I don’t mean that in a good way.
While I am convinced that Cameron will win the next election, I am also pretty well convinced that he is not actually up to the job. What he has been good at of course is PR. Making statements and finding messages that chime with the public and in doing so making it more acceptable for those fed up with Labour to switch to the Tories.
Cameron hopes to make political capital out of those sections of the public who are disgruntled and disenchanted. There are of course the naturally Tory voters who are uncomfortable with most aspects of modern Britain. But there is also a wider group he hopes to appeal to who are not naturally conservative but who are concerned about many aspects of modern life. A group that the Liberal Democrats should also be looking to for support.

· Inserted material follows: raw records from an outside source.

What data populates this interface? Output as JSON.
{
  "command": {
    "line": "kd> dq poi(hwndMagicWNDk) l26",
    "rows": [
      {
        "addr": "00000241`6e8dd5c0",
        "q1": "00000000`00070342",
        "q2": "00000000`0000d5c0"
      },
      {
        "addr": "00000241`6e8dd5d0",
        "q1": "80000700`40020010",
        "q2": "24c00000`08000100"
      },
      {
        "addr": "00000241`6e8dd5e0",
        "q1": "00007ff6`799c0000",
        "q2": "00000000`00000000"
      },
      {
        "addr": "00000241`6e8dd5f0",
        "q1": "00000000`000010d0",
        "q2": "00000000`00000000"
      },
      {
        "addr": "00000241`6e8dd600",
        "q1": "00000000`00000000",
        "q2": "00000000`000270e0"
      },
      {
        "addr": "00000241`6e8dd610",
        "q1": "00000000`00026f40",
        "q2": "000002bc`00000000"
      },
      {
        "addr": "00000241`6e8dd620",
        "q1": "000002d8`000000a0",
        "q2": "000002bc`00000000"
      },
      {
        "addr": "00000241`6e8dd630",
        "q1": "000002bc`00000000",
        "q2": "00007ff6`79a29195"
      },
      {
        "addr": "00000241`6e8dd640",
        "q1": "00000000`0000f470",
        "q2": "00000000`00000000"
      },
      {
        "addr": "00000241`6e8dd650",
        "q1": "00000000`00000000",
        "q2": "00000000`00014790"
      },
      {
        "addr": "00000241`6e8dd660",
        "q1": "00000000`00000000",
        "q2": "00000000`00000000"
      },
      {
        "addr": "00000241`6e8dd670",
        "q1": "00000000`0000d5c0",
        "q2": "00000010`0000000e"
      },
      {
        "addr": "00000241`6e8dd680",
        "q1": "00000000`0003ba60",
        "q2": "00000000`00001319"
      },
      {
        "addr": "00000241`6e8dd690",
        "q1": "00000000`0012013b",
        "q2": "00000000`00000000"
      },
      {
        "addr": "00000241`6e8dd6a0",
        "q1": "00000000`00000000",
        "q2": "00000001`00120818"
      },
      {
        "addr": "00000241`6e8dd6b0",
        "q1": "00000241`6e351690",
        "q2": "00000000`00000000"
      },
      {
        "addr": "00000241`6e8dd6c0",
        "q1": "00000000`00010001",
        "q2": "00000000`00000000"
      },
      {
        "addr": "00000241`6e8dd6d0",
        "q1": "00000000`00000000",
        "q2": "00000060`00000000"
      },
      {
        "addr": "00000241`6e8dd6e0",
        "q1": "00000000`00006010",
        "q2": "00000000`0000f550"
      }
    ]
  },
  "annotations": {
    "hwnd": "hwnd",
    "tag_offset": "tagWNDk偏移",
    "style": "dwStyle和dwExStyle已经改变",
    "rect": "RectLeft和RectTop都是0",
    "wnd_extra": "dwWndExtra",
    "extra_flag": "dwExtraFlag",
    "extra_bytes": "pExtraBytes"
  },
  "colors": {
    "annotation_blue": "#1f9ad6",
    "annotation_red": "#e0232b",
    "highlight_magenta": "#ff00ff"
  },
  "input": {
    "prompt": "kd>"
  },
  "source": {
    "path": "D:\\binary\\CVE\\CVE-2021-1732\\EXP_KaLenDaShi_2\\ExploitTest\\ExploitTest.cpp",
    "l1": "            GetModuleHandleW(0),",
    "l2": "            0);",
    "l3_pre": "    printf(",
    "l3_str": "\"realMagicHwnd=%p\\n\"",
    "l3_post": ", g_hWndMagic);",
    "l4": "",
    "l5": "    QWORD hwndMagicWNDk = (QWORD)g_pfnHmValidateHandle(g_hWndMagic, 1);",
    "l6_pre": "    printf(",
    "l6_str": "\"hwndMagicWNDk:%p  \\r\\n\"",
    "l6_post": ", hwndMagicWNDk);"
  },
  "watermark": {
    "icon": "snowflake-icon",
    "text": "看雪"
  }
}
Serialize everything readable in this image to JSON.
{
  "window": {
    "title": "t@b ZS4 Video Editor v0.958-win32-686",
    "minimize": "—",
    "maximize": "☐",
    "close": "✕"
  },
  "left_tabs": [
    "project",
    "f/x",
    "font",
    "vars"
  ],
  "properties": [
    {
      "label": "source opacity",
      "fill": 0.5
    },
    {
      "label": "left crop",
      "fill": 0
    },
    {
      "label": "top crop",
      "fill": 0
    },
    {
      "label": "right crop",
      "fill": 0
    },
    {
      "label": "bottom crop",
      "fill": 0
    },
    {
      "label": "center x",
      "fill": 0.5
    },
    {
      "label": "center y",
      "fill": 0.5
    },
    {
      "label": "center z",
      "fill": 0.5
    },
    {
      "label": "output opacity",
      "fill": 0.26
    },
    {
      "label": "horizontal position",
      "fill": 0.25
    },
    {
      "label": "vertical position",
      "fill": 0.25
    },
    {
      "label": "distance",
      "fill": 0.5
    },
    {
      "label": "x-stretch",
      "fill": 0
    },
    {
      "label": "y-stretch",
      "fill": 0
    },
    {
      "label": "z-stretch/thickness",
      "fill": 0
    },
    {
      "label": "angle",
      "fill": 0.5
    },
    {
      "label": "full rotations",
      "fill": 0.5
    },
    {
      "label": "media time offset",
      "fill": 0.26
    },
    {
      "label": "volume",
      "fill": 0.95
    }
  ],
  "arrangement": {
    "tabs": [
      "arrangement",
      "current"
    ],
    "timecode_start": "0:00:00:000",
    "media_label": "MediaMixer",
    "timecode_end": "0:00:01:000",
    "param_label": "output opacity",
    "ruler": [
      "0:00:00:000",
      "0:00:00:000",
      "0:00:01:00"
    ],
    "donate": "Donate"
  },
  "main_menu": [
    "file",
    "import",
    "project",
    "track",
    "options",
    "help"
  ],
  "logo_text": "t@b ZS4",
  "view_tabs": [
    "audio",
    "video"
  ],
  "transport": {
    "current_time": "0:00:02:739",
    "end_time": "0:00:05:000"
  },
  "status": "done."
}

It is clear that Cameron is reaching out to this group through his talk of the “broken society”. It is worth repeating what he says about this from today’s papers:
“I am going to be as radical a social reformer as Mrs Thatcher was an economic reformer, and radical social reform is what the country needs now. Just as Margaret Thatcher mended the broken economy in the 1980s, so we want to mend Britain’s broken society in the early decades of the 21st century … it’s dealing with the issues of family breakdown, welfare dependency, failing schools, crime and the problems that we see in too many of our communities.”
I believe the “broken society” story he seeks to tell is clever politics. It is a clearly “conservative” story but in a way that is “caring”. It also will speak to those voters who are looking for change. It could become a very powerful theme of the Tory election campaign.
What should Liberal Democrats do to counter this?
Well the “broken society” story only works if you accept that our society actually is “broken”. We should not. To accept this idea is to ignore all the many positive aspects of current British society and to deny the many areas of social progress that we have seen over the last decade. We should not ignore the problems we do have, but we should talk in positive, indeed in celebratory, terms about Britain and its people. We should contrast Liberal Democrat positivity with Tory negativity.
Having challenged Cameron’s underlying assumption, we should go on to say that what really is “broken” is our politics. We have a political system that is distant, unresponsive, bureaucratic, overly centralised, target driven and that fails to meet the needs and aspirations of Britain’s people. While our society is strong, it is our broken politics that is letting people down. As one side of the Lab-Con consensus the Tories are of course part of the problem and not the solution. Only the Liberal Democrats are committed to the reforms necessary to fix our broken politics.
We should make the fight for the votes of the disenchanted over the next few years a battle between the idea of the broken society versus the idea of our broken politics.
This content was originally posted on my old Process Guy blog.